In 1865 the New York Stock Exchange moved to 10-12 Broad Street, just south of Wall Street. It was also in 1865 that the exchange closed for a week following the assassination of U.S. President Abraham Lincoln.
In 1868, membership at the NYSE became a property right and members could sell their seats.
A day called Black Friday in 1869 caused the market to fall as a result of speculation in the gold market.
In 1873, the NYSE closed for 10 days as a result of severe financial panic following the bankruptcy of Jay Cooke & Company, a prominent Philadelphia banking firm.
In 1907, the Panic of 1907 was triggered by rumors of financial problems at Knickerbocker Trust, a leading New York bank. This triggered a run on banks throughout New York City. This was America's most severe financial crisis to date and it was J.P. Morgan, Sr. who orchestrated a plan to infuse banks with cash and shore up the stock market.
As a result of an outbreak of World War I, the NYSE closes for 4 1/2 months following other securities exchanges around the world. The NYSE shut its doors on July 31, 1914 and was closed for the longest period in exchange history.
In 1929, stock prices fall sharply on October 24 with record volumes. Five days later the market crashes with a new record of 16 million shares traded. October 19, 1929 would be called "Black Tuesday" and would lead to the Great Depression.
In 1939, NYSE hires its firm full-time salaried president, William McChesney Martin, Jr.
The war year of 1943 saw the NYSE have women work on the trading floor for the first time, ending the tradition of men only.
On November 22, 1963 the exchange closes early to prevent panic selling after the assassination of U.S. President John F. Kennedy.
In 1971, the NYSE incorporated itself as a not-for-profit company.
In 1987, the stock market crashed 508 points, the largest one-day drop in the exchanges history. Volume was an unprecedented 604 million shares traded. This is referred to as the Market crash of 1987 or Black Monday.

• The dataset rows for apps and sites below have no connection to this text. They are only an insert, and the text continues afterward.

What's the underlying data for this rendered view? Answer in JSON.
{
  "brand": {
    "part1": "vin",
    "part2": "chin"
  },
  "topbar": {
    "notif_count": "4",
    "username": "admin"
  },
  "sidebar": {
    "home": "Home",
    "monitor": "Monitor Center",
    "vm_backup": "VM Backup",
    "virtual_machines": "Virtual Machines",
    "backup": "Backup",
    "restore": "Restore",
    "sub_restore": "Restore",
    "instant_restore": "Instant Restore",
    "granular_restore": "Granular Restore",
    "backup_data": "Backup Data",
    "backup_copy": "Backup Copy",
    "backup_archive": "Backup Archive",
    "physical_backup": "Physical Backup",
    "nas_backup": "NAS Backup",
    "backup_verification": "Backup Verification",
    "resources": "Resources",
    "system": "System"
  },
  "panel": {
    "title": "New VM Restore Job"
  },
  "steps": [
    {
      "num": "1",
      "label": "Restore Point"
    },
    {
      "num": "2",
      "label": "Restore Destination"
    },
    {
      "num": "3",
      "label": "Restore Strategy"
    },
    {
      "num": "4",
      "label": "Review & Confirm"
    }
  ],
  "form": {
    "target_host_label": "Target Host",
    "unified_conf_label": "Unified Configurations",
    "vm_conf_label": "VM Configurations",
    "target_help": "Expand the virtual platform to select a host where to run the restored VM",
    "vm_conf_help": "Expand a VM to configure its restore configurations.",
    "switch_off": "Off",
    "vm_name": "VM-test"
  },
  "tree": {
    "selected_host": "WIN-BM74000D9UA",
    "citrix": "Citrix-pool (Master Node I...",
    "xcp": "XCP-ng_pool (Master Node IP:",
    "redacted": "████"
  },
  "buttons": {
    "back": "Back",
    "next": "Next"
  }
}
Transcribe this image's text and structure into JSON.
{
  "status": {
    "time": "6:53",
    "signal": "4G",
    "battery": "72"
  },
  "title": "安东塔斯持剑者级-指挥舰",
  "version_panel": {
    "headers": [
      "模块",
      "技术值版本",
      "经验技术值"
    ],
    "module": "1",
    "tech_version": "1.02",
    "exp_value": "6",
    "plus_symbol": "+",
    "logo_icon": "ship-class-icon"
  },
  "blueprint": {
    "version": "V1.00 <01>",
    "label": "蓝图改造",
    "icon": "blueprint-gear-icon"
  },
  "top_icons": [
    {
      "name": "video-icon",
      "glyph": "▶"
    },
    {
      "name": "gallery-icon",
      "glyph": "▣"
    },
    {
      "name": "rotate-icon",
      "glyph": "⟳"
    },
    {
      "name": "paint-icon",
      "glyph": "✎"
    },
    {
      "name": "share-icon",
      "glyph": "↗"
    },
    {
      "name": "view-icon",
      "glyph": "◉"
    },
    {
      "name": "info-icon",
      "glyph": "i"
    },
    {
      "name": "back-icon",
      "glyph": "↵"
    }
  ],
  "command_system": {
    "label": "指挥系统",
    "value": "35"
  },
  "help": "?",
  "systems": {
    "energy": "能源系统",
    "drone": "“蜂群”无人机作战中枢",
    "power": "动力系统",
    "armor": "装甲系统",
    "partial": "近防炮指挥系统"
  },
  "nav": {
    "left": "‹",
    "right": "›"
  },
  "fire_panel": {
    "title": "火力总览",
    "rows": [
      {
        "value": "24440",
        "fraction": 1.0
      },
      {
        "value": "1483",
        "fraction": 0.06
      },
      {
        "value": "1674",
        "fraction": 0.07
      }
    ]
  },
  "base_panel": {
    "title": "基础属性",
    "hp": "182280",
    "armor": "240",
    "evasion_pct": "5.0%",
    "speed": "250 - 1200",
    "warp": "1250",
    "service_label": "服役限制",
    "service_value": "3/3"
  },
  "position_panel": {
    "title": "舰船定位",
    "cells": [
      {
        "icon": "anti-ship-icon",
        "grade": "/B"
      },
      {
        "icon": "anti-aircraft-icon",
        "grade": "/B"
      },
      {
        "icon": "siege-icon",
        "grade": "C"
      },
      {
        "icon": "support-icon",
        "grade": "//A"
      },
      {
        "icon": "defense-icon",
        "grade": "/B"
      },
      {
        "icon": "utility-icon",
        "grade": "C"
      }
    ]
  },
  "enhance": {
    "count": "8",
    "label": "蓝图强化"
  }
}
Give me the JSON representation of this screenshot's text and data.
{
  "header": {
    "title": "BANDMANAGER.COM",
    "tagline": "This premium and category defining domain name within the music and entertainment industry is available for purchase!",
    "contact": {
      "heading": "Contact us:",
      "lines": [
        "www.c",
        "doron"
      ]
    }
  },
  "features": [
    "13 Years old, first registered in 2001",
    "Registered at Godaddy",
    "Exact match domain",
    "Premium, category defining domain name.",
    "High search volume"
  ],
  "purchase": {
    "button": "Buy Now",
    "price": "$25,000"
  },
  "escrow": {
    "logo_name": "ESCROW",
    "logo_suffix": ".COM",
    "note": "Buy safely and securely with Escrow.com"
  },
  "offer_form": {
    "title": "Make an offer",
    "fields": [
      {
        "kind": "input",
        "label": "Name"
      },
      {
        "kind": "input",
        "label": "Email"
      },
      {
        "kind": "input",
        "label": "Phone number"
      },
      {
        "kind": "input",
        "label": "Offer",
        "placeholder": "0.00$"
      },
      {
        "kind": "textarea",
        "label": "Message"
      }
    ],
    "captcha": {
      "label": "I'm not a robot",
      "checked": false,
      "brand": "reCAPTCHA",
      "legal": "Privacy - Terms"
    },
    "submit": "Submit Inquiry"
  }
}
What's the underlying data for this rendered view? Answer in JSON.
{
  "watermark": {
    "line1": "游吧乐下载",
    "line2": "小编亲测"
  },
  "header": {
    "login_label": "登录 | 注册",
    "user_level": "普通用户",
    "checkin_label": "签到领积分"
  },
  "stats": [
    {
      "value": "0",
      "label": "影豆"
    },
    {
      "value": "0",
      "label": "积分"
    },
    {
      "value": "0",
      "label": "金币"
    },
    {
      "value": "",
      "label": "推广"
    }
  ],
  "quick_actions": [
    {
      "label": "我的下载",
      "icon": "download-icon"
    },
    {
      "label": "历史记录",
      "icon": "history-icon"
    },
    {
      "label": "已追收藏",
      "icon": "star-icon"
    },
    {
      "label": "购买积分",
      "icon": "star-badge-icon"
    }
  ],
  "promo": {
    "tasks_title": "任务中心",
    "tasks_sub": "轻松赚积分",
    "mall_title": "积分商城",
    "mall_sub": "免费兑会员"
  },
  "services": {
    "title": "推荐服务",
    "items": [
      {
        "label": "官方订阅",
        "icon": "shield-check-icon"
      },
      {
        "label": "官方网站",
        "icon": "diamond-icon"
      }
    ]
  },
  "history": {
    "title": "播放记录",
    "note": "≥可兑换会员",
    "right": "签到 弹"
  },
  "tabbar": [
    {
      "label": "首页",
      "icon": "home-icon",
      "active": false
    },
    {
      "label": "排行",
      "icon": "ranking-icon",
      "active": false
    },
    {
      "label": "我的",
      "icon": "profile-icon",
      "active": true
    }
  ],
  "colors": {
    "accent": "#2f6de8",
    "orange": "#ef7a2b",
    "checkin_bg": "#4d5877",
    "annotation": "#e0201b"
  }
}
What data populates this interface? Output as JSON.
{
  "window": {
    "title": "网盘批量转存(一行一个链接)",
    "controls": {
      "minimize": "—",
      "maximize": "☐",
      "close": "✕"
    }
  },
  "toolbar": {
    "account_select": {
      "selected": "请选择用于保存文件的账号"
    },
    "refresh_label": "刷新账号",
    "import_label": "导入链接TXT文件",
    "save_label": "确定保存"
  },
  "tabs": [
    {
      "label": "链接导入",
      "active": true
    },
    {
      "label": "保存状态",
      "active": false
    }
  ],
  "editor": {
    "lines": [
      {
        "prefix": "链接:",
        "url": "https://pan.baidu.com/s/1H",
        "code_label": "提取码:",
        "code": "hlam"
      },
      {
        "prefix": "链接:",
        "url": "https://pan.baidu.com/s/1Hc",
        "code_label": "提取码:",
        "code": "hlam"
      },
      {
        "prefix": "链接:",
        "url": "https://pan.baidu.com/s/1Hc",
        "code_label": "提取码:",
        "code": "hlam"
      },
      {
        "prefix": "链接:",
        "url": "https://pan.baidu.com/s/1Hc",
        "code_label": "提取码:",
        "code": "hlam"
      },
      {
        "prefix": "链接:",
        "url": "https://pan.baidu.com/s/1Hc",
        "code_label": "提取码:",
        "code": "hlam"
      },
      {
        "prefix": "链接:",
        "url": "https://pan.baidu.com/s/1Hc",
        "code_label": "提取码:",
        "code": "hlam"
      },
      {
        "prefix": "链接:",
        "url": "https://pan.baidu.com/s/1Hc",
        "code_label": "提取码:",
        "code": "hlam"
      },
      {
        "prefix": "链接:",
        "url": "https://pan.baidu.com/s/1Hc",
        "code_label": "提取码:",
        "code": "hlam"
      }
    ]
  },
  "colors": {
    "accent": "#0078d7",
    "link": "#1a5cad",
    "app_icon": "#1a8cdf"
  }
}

On September 11, 2001, terrorist attacks destroy the World Trade Center. The NYSE closes for four days -- its longest closure since 1933 -- and reopens on September 17, setting a volume record of 2.37 billion shares.
Products and Services
- Duncan Niederauer, CEO
- Jan-Michiel Hessels, Chairman
- Marshall Carter, Deputy Chairman
- Dominique Cerutti, President & Deputy Chief Executive Officer
- Rijnhard van Tets, Chairman of Euronext